K. Austin Collins: Let it be known that it was Reese Witherspoon who single-handedly brought color to the black-and-white town of Pleasantville. That isn’t quite how I’d remembered Pleasantville, Gary Ross’s 1998 movie about a modern pair of teenage siblings, played by Witherspoon and Tobey Maguire, who get trapped in the socially restrictive world of a Leave It to Beaver–esque TV show. I’d remembered Reese getting laid by a boy named Skip while parked on Lover’s Lane. And I’d recalled that in the world of Pleasantville, where the worst thing that ever happened was a cat getting stuck on a high branch, forays into sex were a novel thing, so much so that orgasms made this family-friendly, monotone ’50s universe burst, literally, into vibrant color.
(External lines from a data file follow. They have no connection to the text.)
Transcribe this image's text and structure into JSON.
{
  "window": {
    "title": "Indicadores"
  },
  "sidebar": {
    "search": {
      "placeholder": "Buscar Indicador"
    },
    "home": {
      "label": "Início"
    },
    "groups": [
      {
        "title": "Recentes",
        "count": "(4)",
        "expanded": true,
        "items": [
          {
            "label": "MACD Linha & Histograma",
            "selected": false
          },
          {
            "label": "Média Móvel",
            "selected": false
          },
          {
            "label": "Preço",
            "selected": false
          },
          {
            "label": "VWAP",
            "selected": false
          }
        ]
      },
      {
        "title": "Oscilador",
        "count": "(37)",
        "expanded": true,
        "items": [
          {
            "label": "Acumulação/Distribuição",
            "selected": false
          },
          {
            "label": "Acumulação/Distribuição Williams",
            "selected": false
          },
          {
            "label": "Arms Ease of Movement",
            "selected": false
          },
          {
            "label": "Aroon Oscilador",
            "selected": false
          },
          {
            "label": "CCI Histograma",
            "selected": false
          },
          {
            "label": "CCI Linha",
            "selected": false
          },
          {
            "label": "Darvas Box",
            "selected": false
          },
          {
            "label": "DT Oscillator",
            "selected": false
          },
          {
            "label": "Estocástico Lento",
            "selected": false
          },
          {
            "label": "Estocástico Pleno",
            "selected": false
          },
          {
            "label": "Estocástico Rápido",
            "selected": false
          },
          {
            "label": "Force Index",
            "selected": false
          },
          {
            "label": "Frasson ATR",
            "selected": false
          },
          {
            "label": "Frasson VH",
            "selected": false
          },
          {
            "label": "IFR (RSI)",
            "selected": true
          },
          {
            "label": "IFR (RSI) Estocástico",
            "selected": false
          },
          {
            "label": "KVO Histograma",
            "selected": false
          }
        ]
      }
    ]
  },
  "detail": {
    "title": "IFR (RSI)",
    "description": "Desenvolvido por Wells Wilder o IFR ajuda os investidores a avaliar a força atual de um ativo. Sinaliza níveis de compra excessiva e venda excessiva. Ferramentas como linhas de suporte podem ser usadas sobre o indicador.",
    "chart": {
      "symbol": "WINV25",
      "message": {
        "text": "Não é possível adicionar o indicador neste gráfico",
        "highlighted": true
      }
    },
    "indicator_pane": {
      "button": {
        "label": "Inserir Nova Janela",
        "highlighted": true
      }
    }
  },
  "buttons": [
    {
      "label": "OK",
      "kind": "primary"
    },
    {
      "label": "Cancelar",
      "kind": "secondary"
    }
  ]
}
But, like, Reese did that. That’s the part I hadn’t quite remembered: just how singularly her “bad girl” character’s natural desire to sleep with the hottest boy in a fictional ’50s town would flip the world of Pleasantville on its axis. For Reese’s Jen, being stuck in Pleasantville means going from tight tanks and cigarette breaks in her modern high school parking lot to a world where girls wear sweater sets and poodle skirts as if by law. She’s chaos in a world of order: She crash-lands in this town, leaving modernity — sex, color, words like “cool” — in her wake.
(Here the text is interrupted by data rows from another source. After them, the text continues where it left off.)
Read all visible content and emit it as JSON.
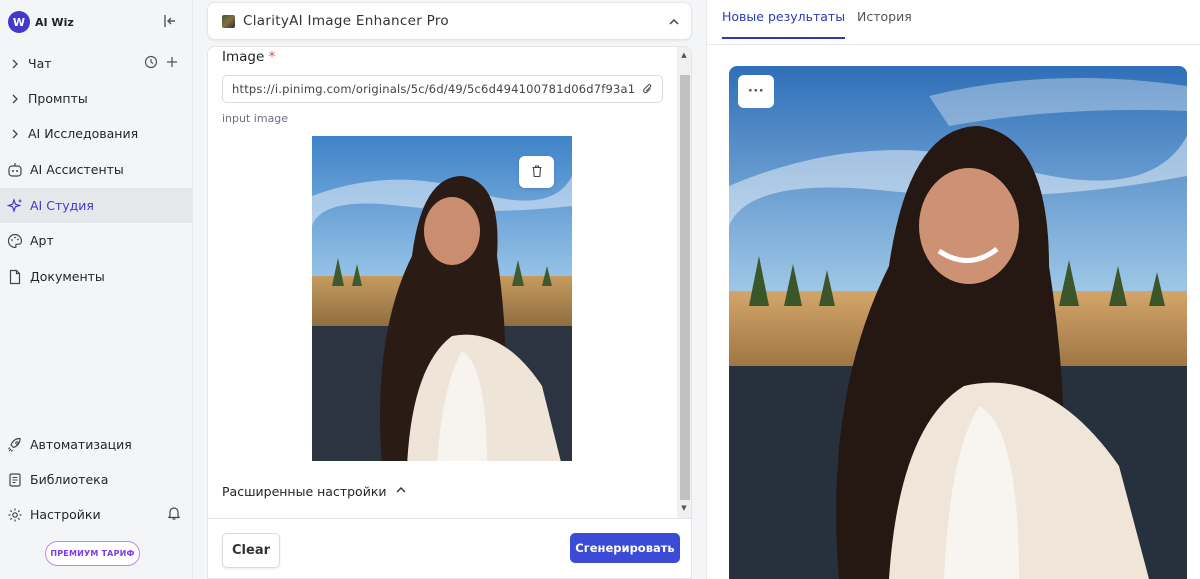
{
  "brand": {
    "logo_letter": "W",
    "name": "AI Wiz"
  },
  "sidebar": {
    "top_items": [
      {
        "label": "Чат",
        "icon": "chevron-right-icon"
      },
      {
        "label": "Промпты",
        "icon": "chevron-right-icon"
      },
      {
        "label": "AI Исследования",
        "icon": "chevron-right-icon"
      },
      {
        "label": "AI Ассистенты",
        "icon": "robot-icon"
      },
      {
        "label": "AI Студия",
        "icon": "sparkles-icon",
        "active": true
      },
      {
        "label": "Арт",
        "icon": "palette-icon"
      },
      {
        "label": "Документы",
        "icon": "document-icon"
      }
    ],
    "bottom_items": [
      {
        "label": "Автоматизация",
        "icon": "rocket-icon"
      },
      {
        "label": "Библиотека",
        "icon": "library-icon"
      },
      {
        "label": "Настройки",
        "icon": "gear-icon"
      }
    ],
    "premium_label": "ПРЕМИУМ ТАРИФ"
  },
  "model": {
    "name": "ClarityAI Image Enhancer Pro"
  },
  "form": {
    "image_label": "Image",
    "required_mark": "*",
    "image_url": "https://i.pinimg.com/originals/5c/6d/49/5c6d494100781d06d7f93a1",
    "hint": "input image",
    "advanced_label": "Расширенные настройки",
    "clear_label": "Clear",
    "generate_label": "Сгенерировать"
  },
  "results": {
    "tabs": [
      {
        "label": "Новые результаты",
        "active": true
      },
      {
        "label": "История",
        "active": false
      }
    ],
    "more_label": "···"
  },
  "colors": {
    "accent": "#3b4bd8",
    "active_nav": "#4338ca",
    "premium_border": "#c084fc",
    "required": "#e5484d"
  }
}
As far as Pleasantville is concerned, Jen is rock ’n’ roll. Of course, then, she’s a prime role for Reese, who, though always a larger-than-life force, rarely gets to embody one so literally. It’s a perfect role, too, for summing up every quality represented by Reese’s signature ’90s characters: the vain, popular, dark, easily underestimated girl, on one hand, and the honest-to-goodness, bubbly, lively, good girl on the other. Reese’s best roles through the early aughts always struck some balance between the two (Tracy Flick is bubbly but dark; Elle Woods is vain but incredibly good), but only Pleasantville makes a point of peeling them apart.
‘Big Little Lies’
Alison Herman: Big Little Lies was made for Reese Witherspoon, by Reese Witherspoon. Reese optioned the Liane Moriarty novel on which the show is based. Reese has an executive producer credit on the final product. Reese brought on Jean-Marc Vallée, who’d previously directed her to an Academy Award nomination in Wild. With Big Little Lies, Witherspoon custom-built her own stage. Is it any surprise she’s doing the best work of her career on it?
The resemblance of Madeline Martha Mackenzie — say that five times fast — to past Witherspoon roles has been widely noted. The type-A neuroticism, the manic performance of a certain kind of femininity, the comedy of that performance’s inevitable slippage: Madeline carries all of them with her at all times, packaged neatly into her Longchamp. She’s a walking greatest-hits collection, Reese giving her all with Reese as her muse.
Witherspoon is just 41, so her career is far from its crescendo (especially since, as Big Little Lies proves, she’s one of few women in Hollywood with the muscle to get a showcase like this made). Still, Big Little Lies feels like the culmination of something. This is a performer with such a shrewd knowledge of her own strengths that she’s engineered the perfect vessel for them. How can she go back to a Tracy Flick or Elle Woods from here? The only thing Reese Witherspoon can do after epitomizing Reese Witherspoon is become something else entirely.